# What to work on
Go through the entries below and copy every line that holds the word "summary".

# Records shown
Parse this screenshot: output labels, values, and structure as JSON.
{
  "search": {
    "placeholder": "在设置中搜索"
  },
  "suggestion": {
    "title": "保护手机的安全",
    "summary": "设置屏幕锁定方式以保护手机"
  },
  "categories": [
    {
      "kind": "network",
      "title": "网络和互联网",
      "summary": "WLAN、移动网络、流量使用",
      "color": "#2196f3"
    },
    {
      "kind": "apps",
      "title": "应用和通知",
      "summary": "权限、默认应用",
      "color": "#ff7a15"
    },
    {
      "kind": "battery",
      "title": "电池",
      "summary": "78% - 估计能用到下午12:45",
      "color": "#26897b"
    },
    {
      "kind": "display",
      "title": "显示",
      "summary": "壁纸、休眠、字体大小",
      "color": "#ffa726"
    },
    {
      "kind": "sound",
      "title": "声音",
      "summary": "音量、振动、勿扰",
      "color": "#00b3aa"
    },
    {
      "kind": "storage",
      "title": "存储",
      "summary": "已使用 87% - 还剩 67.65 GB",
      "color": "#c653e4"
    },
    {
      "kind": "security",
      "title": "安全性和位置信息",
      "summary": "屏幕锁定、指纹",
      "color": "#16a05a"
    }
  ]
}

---

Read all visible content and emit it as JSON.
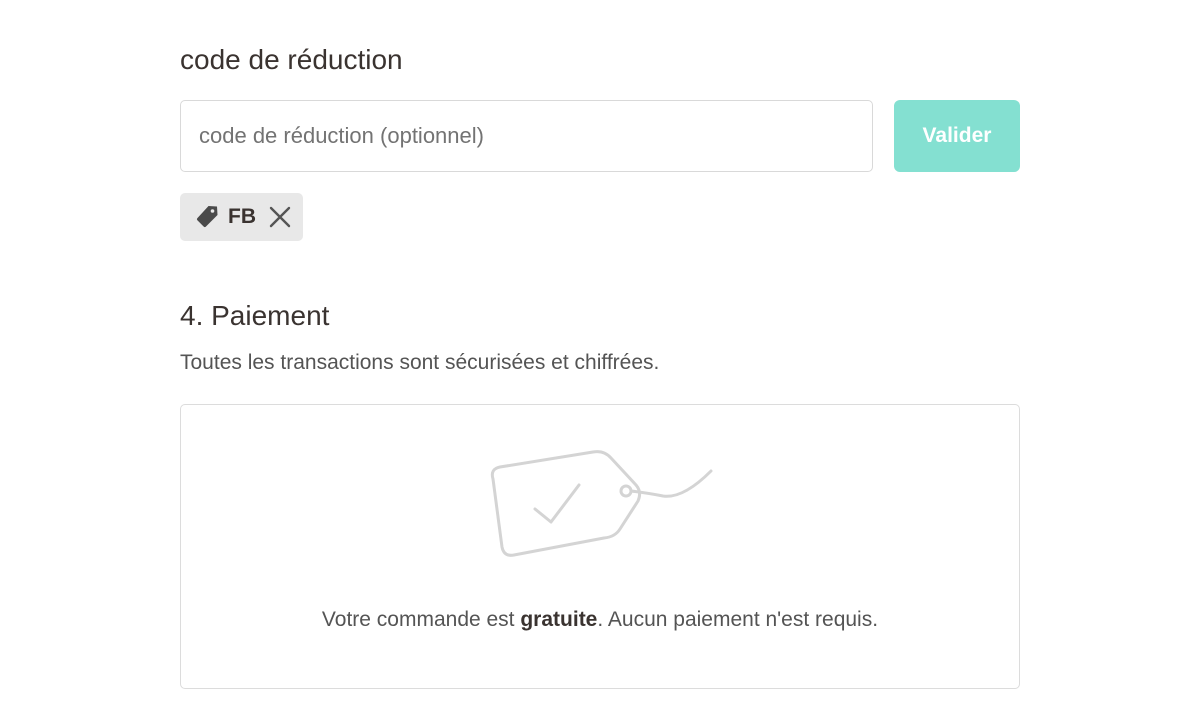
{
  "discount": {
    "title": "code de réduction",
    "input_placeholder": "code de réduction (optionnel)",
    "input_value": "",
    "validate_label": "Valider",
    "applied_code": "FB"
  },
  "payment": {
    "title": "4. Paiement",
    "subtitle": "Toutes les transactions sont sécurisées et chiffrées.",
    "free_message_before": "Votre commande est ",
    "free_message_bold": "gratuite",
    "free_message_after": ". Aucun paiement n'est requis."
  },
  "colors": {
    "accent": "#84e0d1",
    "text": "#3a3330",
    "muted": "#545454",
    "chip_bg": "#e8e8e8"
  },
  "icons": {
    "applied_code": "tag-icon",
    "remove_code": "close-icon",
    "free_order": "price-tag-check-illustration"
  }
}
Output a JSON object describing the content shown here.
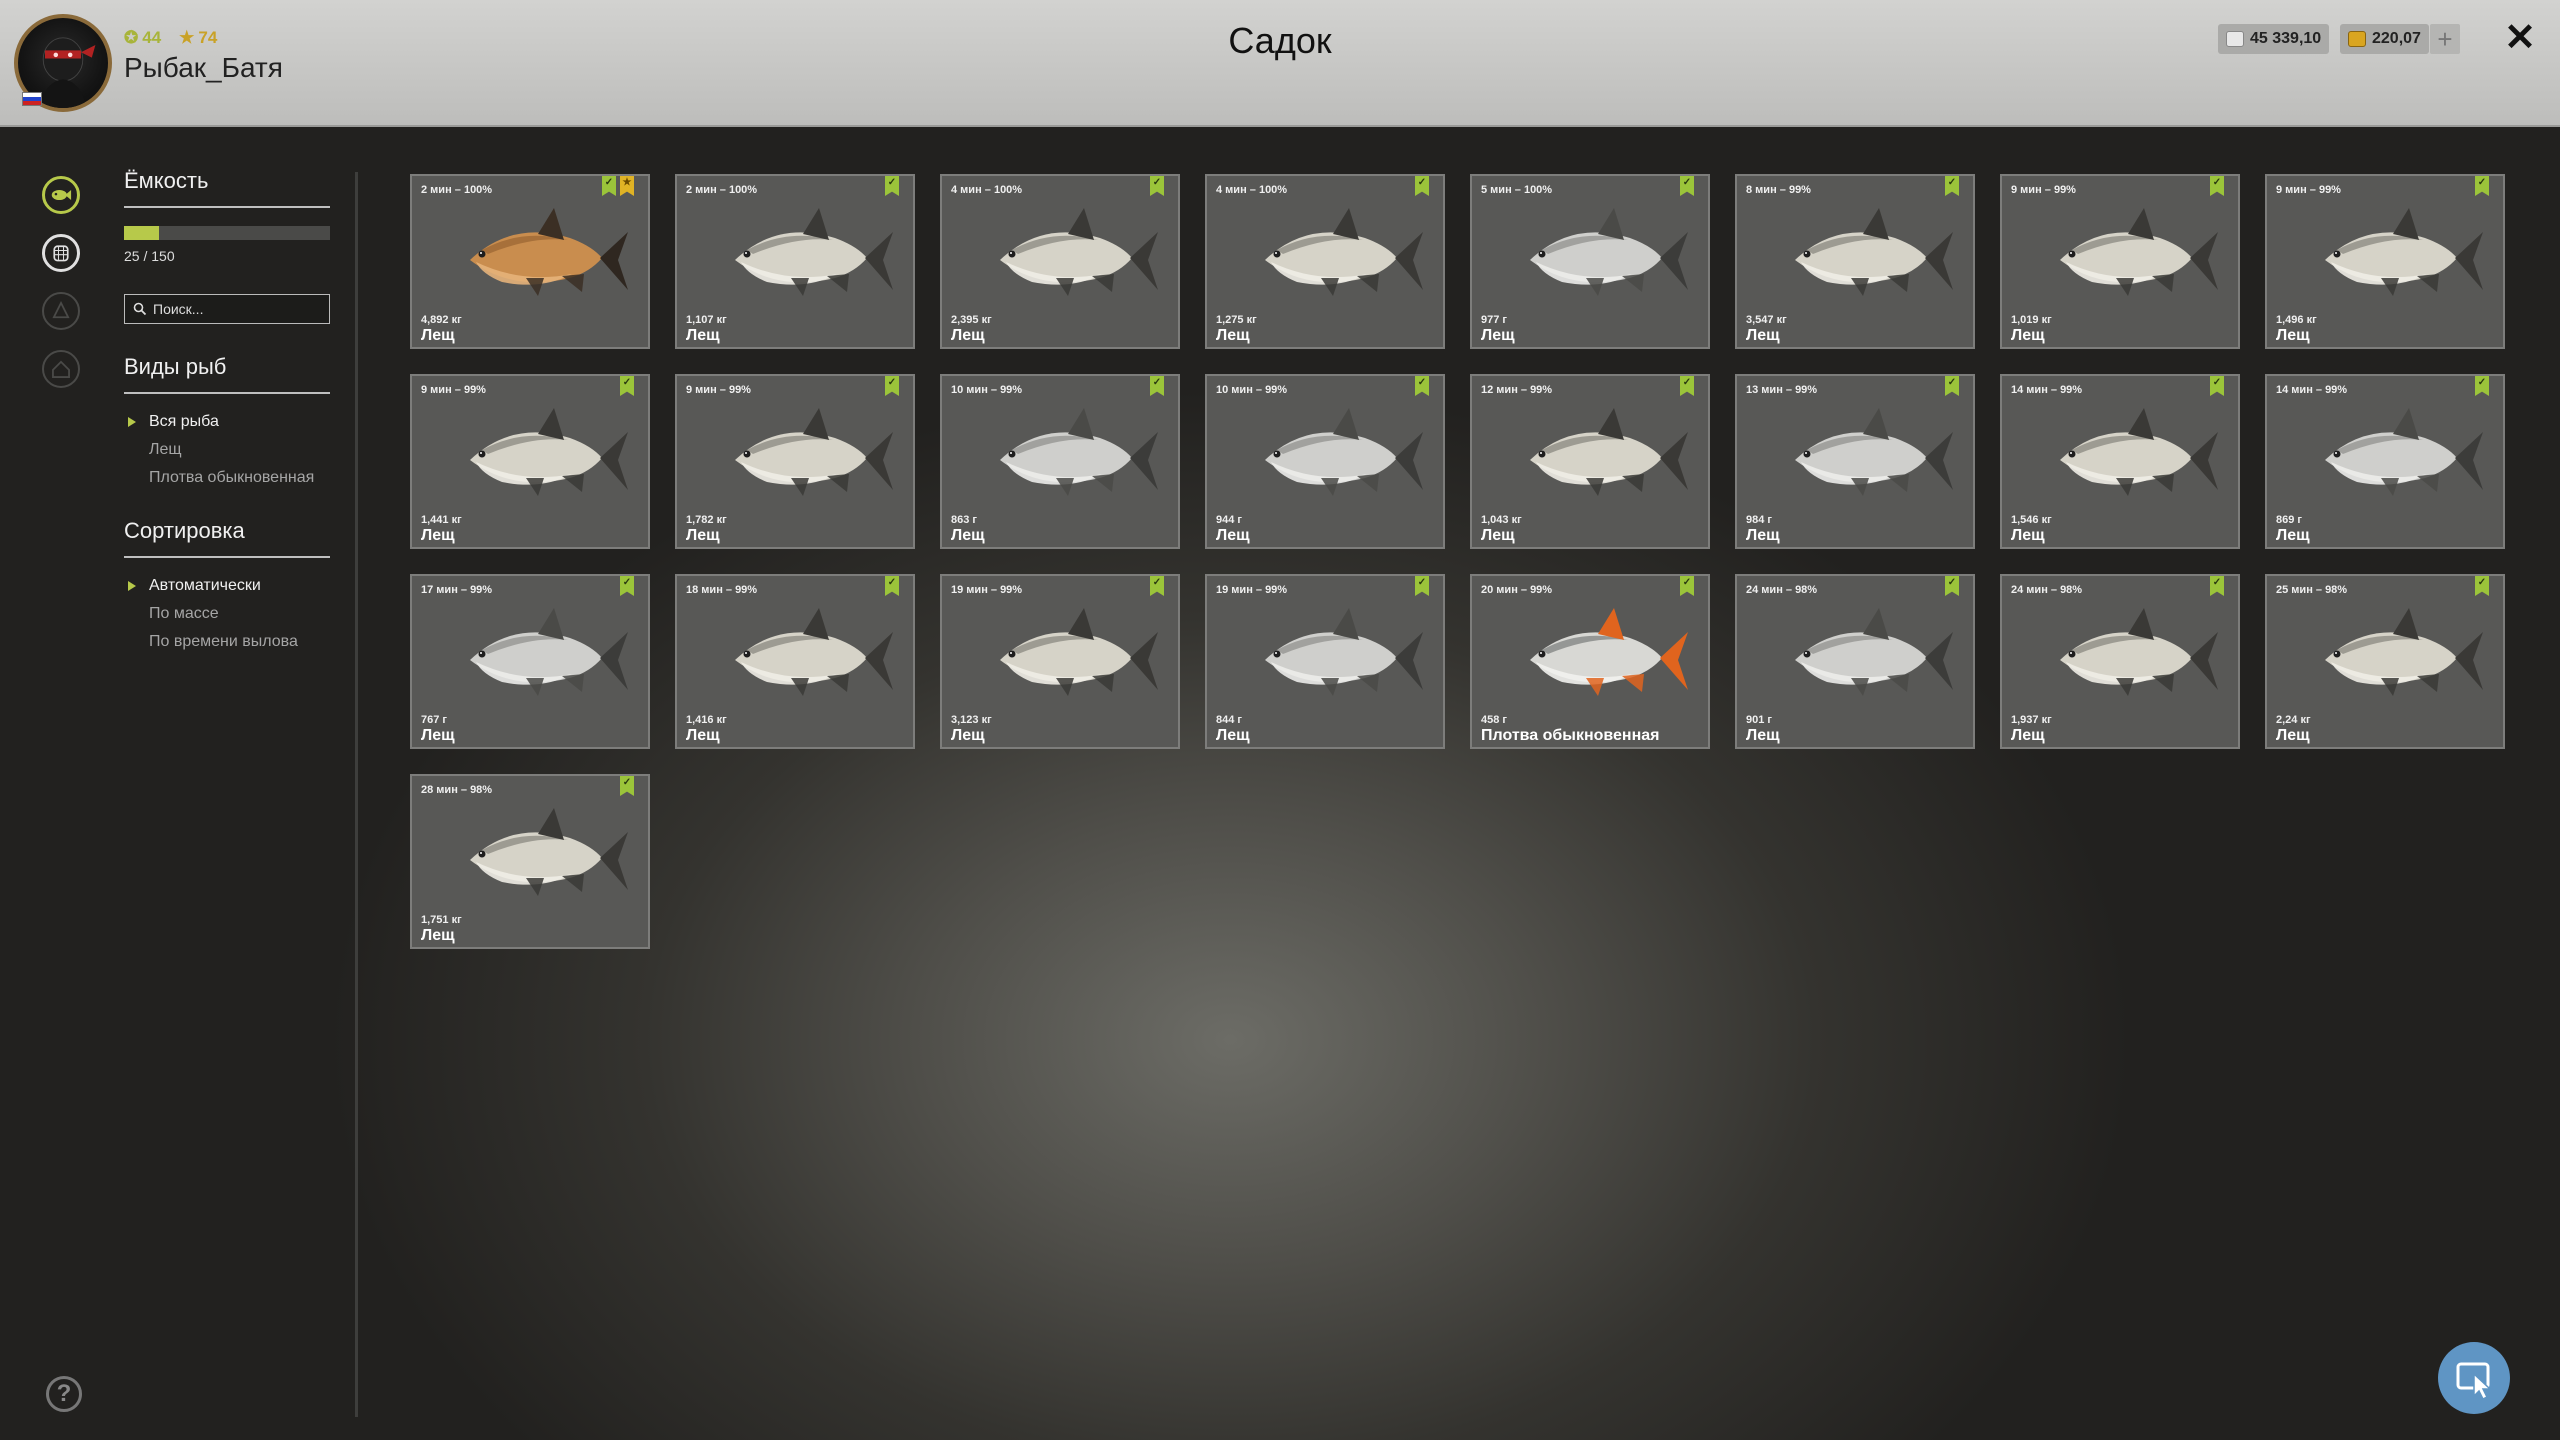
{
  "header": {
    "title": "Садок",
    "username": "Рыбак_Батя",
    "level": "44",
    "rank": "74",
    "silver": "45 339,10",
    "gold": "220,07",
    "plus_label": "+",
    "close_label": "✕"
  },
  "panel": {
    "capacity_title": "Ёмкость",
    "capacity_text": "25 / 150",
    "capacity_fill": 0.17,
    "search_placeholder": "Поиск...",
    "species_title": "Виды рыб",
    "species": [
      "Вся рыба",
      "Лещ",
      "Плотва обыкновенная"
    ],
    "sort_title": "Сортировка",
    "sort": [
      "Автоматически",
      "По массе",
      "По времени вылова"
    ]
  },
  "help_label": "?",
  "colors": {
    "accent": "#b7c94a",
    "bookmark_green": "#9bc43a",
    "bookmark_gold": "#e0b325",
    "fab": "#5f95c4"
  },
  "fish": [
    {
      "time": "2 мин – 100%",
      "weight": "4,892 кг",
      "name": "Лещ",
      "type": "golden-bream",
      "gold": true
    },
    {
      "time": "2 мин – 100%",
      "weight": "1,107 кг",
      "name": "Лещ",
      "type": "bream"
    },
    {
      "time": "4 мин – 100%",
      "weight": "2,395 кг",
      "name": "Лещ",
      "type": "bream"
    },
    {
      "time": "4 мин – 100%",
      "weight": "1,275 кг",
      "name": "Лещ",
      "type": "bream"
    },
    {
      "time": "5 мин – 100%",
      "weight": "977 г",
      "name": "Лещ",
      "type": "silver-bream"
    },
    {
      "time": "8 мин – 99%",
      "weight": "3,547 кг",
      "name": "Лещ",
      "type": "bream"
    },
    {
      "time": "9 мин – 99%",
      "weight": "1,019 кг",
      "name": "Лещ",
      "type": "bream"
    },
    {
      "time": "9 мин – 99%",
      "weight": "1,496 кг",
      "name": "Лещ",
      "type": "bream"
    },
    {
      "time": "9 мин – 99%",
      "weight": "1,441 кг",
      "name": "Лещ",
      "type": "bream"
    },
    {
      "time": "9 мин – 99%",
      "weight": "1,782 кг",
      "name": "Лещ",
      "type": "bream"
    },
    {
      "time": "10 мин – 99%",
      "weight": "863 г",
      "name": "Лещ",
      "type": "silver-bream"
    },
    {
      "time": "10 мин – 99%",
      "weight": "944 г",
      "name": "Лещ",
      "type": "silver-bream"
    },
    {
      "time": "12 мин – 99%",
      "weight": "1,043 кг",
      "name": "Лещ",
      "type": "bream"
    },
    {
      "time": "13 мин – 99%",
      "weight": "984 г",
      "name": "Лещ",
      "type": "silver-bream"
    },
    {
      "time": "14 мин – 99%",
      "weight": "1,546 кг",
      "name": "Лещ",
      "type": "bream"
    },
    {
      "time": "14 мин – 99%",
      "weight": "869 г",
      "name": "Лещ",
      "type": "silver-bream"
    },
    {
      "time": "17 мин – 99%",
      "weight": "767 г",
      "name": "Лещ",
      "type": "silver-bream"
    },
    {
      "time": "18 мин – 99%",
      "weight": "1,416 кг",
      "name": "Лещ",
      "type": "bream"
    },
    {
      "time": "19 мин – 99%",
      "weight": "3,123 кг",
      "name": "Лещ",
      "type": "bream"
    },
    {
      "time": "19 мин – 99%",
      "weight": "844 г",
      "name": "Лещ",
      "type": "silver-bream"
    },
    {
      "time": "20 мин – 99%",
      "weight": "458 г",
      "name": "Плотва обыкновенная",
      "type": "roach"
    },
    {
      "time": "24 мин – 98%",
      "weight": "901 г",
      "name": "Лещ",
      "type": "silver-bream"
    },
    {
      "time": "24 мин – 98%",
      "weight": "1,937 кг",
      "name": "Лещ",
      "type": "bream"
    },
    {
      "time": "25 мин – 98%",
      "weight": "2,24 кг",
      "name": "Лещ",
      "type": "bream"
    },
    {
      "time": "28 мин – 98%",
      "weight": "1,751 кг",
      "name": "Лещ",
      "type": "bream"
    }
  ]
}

# Reply
    "summary": "设置屏幕锁定方式以保护手机"
      "summary": "WLAN、移动网络、流量使用",
      "summary": "权限、默认应用",
      "summary": "78% - 估计能用到下午12:45",
      "summary": "壁纸、休眠、字体大小",
      "summary": "音量、振动、勿扰",
      "summary": "已使用 87% - 还剩 67.65 GB",
      "summary": "屏幕锁定、指纹",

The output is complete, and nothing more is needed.